We also met one fellow who had worked at Le Cordon Bleu Culinary School here in Pasadena and he had heard about our mini farm while he was in So Cal but never had the chance to meet us or visit the farm. He joked that we had to travel 3,000 miles for that to happen. Actually, I was surprised to run into quite a few who had lived in California at one point or another, and some who had been following us online many years ago. One lady said that she started reading LHITC back in 2003! That blows my mind and pretty soon we’ll be celebrating another year online!
Saturday, nothing was really on the agenda till that evening when an extra special showing of Robert McFalls’ HOMEGROWN screening before the Gala dinner and Michael Pollan’s speech. We were on hand to host a Q&A session after wards. From what I could count (in the dark), over 200-250 people were in attendance and, from the feedback, the movie goers really were touched and inspired by the film.
Throughout the conference, people kept coming up to us, saying that they were so inspired, thanking us for being there and the president of Georgia Organics told us herself (and I quote) that PTF “was the hottest ticket here.” Plus, she really liked HOMEGROWN. Once folks found out that we were showing up, the workshops filled up and they had the highest attendance ever – nearly 1,100. For reals? That was shocking to us but was glad that she was so happy about it. So were we.
On Sunday morning, we attended the first ever Georgia Freedom Garden Gathering held at the wonderful community garden facility there in Decatur, Georgia. The host put on a wonderful brunch and visitors contributed to the potluck and swap table.
We got to meet many of the FGers in person that we just know by their screen name and profile picture and that was a treat. Not only were many of them FGers but they were also LHITC journal readers who, I think, made the trip a very memorable one for us all.
Then Sunday afternoon, it was back in the car and the long 36 hour plus ride home. It seems like if it weren’t for Texas, the trip would have seemed shorter (sorry, Texas!) Lucky for some of us we were able to sleep, nap on the way back, so, when arrived back at the urban homestead, we were ready to get back to work!

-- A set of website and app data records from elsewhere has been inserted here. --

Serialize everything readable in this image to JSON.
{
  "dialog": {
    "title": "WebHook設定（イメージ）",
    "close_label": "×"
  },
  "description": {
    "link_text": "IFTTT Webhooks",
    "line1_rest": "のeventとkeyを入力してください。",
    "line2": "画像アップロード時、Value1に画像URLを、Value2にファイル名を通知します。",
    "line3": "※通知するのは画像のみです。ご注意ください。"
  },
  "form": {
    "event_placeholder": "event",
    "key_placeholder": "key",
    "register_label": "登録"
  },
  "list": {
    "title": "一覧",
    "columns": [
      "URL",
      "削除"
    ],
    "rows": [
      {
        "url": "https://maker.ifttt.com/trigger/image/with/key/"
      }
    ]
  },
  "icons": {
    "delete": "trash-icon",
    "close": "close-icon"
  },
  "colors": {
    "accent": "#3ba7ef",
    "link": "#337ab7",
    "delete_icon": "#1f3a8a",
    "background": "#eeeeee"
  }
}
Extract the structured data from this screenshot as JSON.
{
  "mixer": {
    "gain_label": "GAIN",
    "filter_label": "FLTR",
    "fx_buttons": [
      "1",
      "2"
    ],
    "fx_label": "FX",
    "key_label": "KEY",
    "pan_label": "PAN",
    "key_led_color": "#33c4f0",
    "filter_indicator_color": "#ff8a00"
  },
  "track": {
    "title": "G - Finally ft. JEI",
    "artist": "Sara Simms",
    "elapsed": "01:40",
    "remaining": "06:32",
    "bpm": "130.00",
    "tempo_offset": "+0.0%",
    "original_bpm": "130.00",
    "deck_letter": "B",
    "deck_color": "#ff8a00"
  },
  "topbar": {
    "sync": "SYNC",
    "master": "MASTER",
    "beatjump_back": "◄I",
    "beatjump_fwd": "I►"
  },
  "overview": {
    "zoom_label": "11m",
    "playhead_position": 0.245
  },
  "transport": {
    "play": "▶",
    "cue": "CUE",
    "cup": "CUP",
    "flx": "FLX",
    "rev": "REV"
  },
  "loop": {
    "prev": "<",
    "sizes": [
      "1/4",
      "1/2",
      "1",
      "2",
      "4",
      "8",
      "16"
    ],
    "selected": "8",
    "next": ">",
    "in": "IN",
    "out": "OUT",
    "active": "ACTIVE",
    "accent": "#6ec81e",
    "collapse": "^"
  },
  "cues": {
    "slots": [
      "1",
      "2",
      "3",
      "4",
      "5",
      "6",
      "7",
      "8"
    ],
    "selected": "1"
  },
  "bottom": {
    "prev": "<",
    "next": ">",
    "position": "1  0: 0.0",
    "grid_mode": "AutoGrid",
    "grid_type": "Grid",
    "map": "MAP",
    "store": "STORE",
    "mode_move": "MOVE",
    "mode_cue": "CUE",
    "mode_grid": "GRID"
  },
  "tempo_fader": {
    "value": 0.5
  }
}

Our family would like to thank everyone at the conference for their wonderful, southern hospitality. We wish we could have stayed longer and taken everyone up on their “come on down and visit us” offers – maybe next time? Ya’ll left us with a lasting impression that we will cherish.
We hope that our trip has inspired you to be the change and live the solution.
And now for the photos. Boy, it was hard choosing, but, otherwise, enjoy!
Answering questions during a break during the urban homestead presentation
Farmer D shows all the elements involved in urban homesteading
I field a few questions at the end of the workshop
Agnes Scott College host to the Georgia Organic Conference
Jordanne chats, while I check emails
Farmer D talks with conference goers
The big tent
The chapel and classrooms where our workshop and movie were held
Michael Pollan says hi
After the movie Farmer D takes a few more questions
So do Justin … and I.
Dinner featuring local, slow foods
Chatting with the president of Georgia Organics
We all pose for a picture with Barbara Petit, President of Georgia Organics
Michael Pollan gives his keynote speech after the dinner
Georgia Freedom Gardens gathering
Farmer D talks about why he founded Freedom Gardens
Jordanne chats afterwards
Farmer D mingles
I yap with two Atlanta Freedom Gardeners
Justin hangs out with Freedom Gardener who likes to forage
Having loads of fun with “QuietStorm81”
Sure gonna miss their southern hospitality!
Happy spring and growing everyone.